  • Antisense inhibitory effect: a comparison between 3'-partial and full phosphorothioate antisense oligonucleotides.

    Publication Date: 01/07/1999 on Journal of cellular biochemistry
    by Galderisi U, Di Bernardo G, Melone MA, Galano G, Cascino A, Giordano A, Cipollaro M

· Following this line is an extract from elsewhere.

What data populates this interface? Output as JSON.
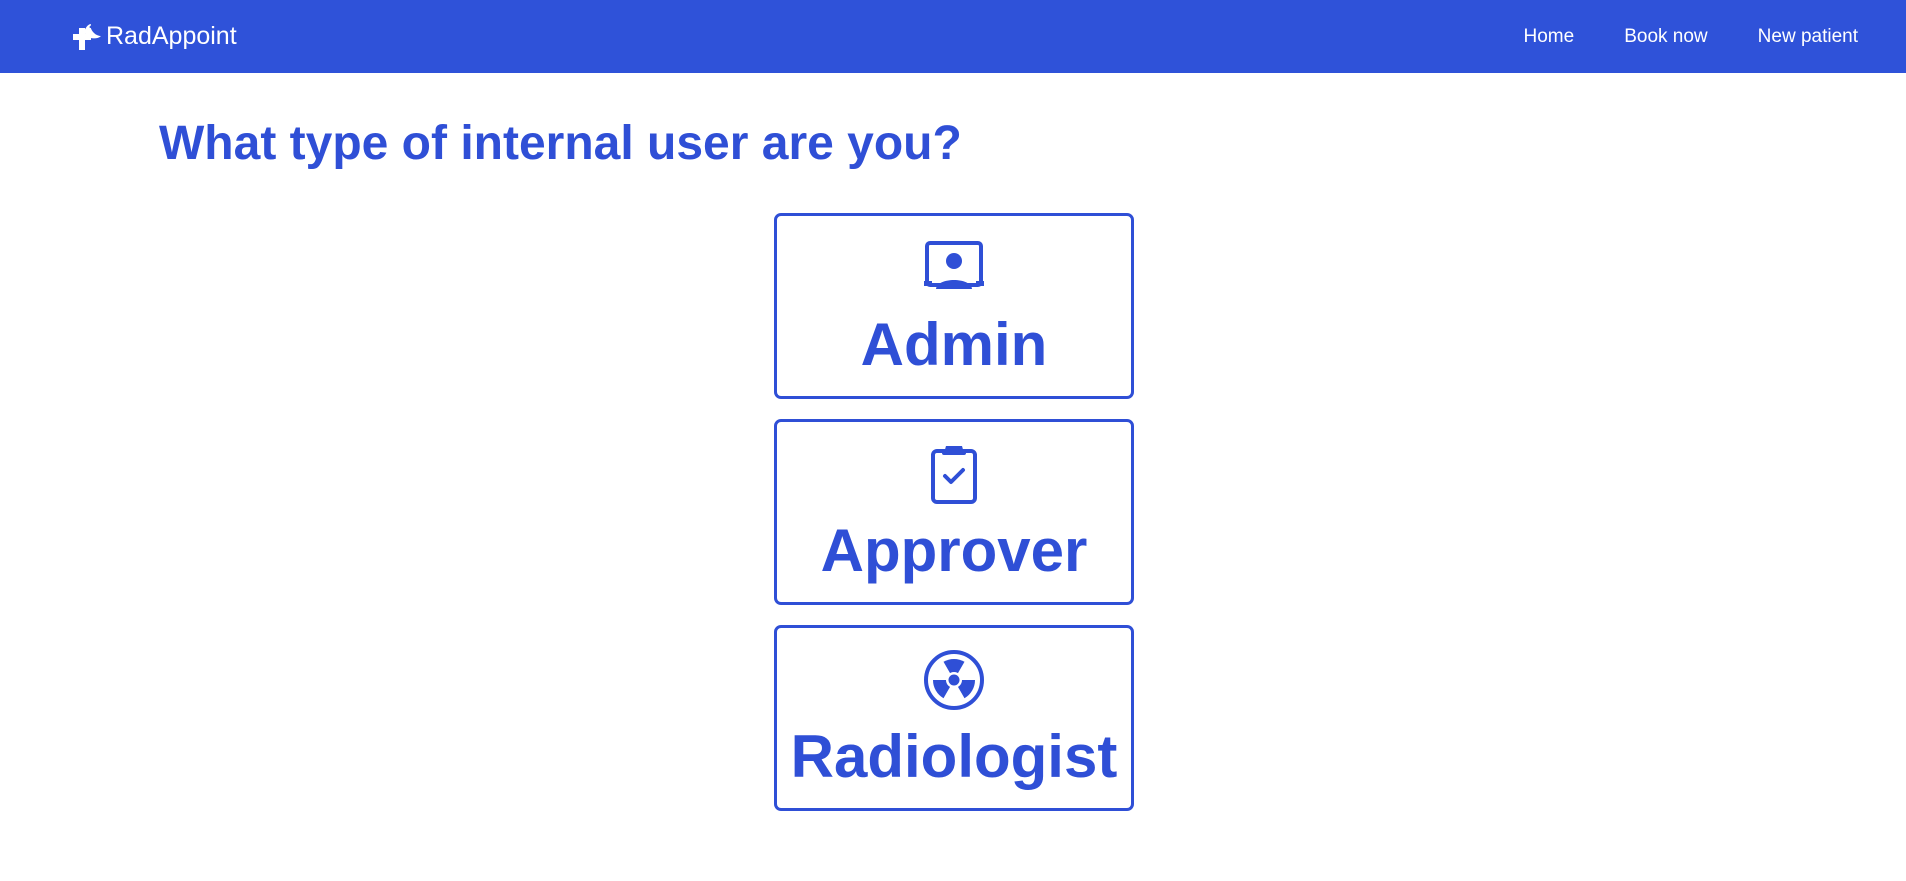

    Phosphorothioate (PS) antisense oligonucleotides are currently used to inhibit many cell functions both in vivo and in vitro. However, these modified oligos provide reasonable sequence specificity only within a narrow concentration range. To overcome such a limitation we synthesized antisense oligomers, partially phosphorothioated, targeted against the human N-myc mRNA. We utilized such modified oligomers in a human neuroblastoma cell line where the N-myc gene expression was very high, and compared them to full phosphorothioate oligonucleotides. Both full PS and partial PS antisense oligos produced a maximum reduction in target mRNA after 6 h of treatment. They were able to maintain a good level of inhibition for 20 h only at high concentration. While partial PS oligos produced a dose dependent and sequence specific inhibition of N-myc mRNA, full PS molecules suffer from some disadvantages at the highest concentration used. Our results showed that partial PS molecules were capable of reducing gene expression showing a greater sequence specificity over a far broader concentration range. For this reason we conclude that partial PS antisense oligos, with respect to full PS antisense oligos, might be particularly useful for studying gene function.

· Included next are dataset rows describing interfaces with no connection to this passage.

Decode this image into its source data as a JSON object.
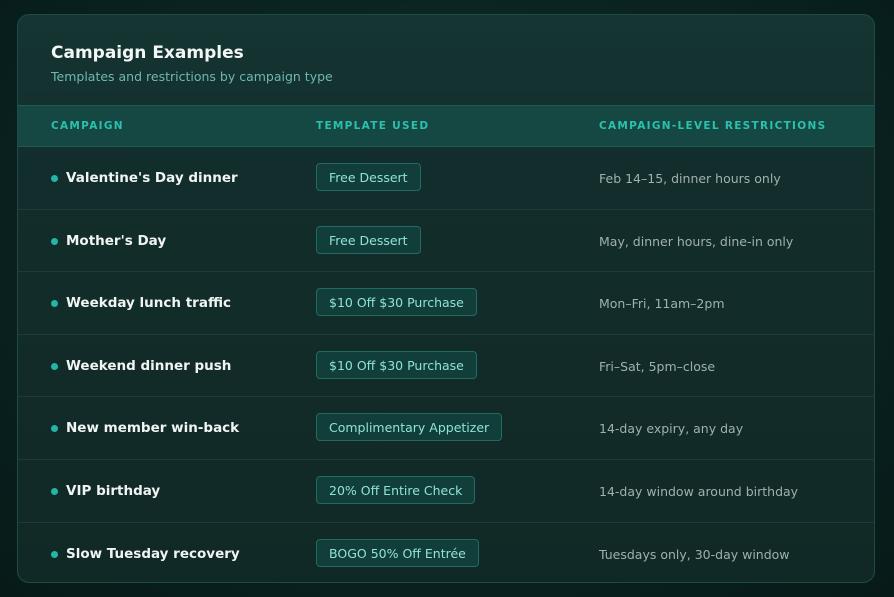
{
  "card": {
    "title": "Campaign Examples",
    "subtitle": "Templates and restrictions by campaign type"
  },
  "table": {
    "columns": [
      "CAMPAIGN",
      "TEMPLATE USED",
      "CAMPAIGN-LEVEL RESTRICTIONS"
    ],
    "rows": [
      {
        "campaign": "Valentine's Day dinner",
        "template": "Free Dessert",
        "restrictions": "Feb 14–15, dinner hours only"
      },
      {
        "campaign": "Mother's Day",
        "template": "Free Dessert",
        "restrictions": "May, dinner hours, dine-in only"
      },
      {
        "campaign": "Weekday lunch traffic",
        "template": "$10 Off $30 Purchase",
        "restrictions": "Mon–Fri, 11am–2pm"
      },
      {
        "campaign": "Weekend dinner push",
        "template": "$10 Off $30 Purchase",
        "restrictions": "Fri–Sat, 5pm–close"
      },
      {
        "campaign": "New member win-back",
        "template": "Complimentary Appetizer",
        "restrictions": "14-day expiry, any day"
      },
      {
        "campaign": "VIP birthday",
        "template": "20% Off Entire Check",
        "restrictions": "14-day window around birthday"
      },
      {
        "campaign": "Slow Tuesday recovery",
        "template": "BOGO 50% Off Entrée",
        "restrictions": "Tuesdays only, 30-day window"
      }
    ]
  },
  "colors": {
    "accent": "#2cc0ae",
    "badge_text": "#8fe3d6",
    "background": "#0a2321"
  }
}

  • Differentiation and apoptosis of neuroblastoma cells: role of N-myc gene product.

    Publication Date: 01/04/1999 on Journal of cellular biochemistry
    by Galderisi U, Di Bernardo G, Cipollaro M, Peluso G, Cascino A, Cotrufo R, Melone MA

    To clarify the role and function of the N-myc product in cell differentiation and apoptosis, we used the antisense oligonucleotide technique to inhibit N-myc gene expression in neuroblastoma cells with different phenotypes: intermediate (I) and neuronal (N), or Schwann-glia (S), respectively. The results suggest that N-myc operates along different pathways. Inhibiting N-myc gene expression either results in suppression of cell proliferation or in induction of differentiation and/or apoptosis.

  • Ancient DNA in human bone remains from Pompeii archaeological site.

    Publication Date: 29/06/1998 on Biochemical and biophysical research communications
    by Cipollaro M, Di Bernardo G, Galano G, Galderisi U, Guarino F, Angelini F, Cascino A
    DOI: 10.1006/bbrc.1998.8881

    aDNA extraction and amplification procedures have been optimized for Pompeian human bone remains whose diagenesis has been determined by histological analysis. Single copy genes amplification (X and Y amelogenin loci and Y specific alphoid repeat sequences) have been performed and compared with anthropometric data on sexing.

  • Antisense oligonucleotides and myotonin gene expression in C2 mouse cells.

    Publication Date: 01/02/1998 on Antisense & nucleic acid drug development
    by Melone MA, Galderisi U, Iacomino G, Cipollaro M, Di Bernardo G, Cotrufo R, Peluso G, Cascino A
    DOI: 10.1089/oli.1.1998.8.25

    By describing the behavior of myotonin mRNA levels, from the quiescent to the differentiated state in C2 mouse myoblasts, we produced evidence bearing on the role of myotonin gene product in the control of cell growth and differentiation. To study the role of myotonin in myotonic dystrophy (DM) pathogenesis, we developed a suitable cellular model where myotonin gene expression was modulated by phosphorothioate antisense oligonucleotides in C2 cultured cells. Furthermore, an isoform of the gene product, similar to that described in humans and not yet described in the mouse, was found.